_ACTIVITY_: Determine how many lines in the records that follow hold the string "Lounge". Only that number should be returned.

Data records for software interfaces
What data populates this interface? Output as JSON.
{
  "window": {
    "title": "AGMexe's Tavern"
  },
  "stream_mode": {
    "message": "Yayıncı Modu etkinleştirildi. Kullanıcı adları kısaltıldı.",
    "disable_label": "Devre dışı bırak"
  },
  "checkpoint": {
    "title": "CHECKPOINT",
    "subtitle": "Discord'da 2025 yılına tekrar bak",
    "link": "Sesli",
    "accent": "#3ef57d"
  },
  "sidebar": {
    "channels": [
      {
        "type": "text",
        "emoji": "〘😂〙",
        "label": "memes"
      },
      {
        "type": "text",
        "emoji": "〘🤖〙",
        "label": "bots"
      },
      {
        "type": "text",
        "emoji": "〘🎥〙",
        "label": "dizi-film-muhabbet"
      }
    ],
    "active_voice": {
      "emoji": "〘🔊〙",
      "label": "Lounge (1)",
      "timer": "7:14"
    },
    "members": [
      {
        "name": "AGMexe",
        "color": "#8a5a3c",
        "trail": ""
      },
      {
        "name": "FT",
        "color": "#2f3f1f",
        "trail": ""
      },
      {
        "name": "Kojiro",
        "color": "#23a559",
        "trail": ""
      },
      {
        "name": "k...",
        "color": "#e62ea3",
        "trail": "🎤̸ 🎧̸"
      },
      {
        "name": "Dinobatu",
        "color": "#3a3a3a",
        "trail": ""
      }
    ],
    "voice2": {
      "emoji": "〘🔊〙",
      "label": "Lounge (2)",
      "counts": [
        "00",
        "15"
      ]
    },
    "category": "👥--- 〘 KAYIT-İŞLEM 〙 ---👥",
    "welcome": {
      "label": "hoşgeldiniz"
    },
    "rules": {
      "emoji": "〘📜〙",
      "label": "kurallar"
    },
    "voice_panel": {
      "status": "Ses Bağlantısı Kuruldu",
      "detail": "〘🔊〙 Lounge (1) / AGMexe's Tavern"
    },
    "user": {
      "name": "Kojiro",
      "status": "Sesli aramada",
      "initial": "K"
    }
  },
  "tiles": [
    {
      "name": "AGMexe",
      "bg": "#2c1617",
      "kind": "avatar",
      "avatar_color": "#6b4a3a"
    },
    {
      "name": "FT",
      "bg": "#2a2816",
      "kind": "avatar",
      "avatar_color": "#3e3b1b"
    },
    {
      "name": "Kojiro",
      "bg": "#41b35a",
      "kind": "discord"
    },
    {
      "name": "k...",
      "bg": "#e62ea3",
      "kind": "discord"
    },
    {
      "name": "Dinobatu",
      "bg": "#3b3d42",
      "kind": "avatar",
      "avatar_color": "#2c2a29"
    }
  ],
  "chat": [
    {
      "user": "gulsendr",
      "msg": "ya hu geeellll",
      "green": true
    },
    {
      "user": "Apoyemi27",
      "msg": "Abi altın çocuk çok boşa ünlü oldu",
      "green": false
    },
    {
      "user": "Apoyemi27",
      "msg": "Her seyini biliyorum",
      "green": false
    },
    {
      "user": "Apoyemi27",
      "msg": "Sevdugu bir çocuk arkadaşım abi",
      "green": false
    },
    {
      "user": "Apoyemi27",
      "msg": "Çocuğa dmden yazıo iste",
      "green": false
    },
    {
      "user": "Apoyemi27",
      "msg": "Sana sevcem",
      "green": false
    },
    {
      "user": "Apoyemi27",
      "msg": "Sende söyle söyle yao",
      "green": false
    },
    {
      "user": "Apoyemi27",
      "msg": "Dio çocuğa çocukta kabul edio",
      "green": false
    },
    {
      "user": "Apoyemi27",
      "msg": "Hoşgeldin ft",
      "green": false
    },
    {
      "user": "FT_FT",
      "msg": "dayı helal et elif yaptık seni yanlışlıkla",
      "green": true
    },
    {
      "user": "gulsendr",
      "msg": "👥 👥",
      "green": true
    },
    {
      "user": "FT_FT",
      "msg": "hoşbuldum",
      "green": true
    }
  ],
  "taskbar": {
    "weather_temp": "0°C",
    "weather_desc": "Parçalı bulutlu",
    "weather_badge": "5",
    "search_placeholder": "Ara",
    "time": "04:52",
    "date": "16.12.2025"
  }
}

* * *

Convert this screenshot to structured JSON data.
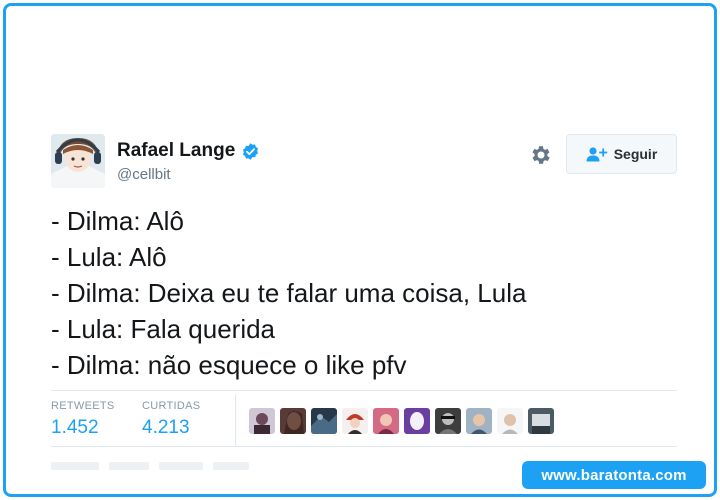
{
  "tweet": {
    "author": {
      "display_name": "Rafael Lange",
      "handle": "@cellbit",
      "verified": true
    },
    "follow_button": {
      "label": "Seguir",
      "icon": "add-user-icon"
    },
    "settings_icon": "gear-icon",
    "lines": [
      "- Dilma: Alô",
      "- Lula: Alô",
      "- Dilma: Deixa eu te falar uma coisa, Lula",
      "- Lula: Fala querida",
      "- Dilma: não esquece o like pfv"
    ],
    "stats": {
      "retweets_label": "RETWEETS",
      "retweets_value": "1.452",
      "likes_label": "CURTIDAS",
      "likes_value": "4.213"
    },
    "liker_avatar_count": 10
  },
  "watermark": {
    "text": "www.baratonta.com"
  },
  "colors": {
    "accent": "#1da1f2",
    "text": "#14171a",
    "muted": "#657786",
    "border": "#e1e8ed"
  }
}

_ANSWER BOX_: 3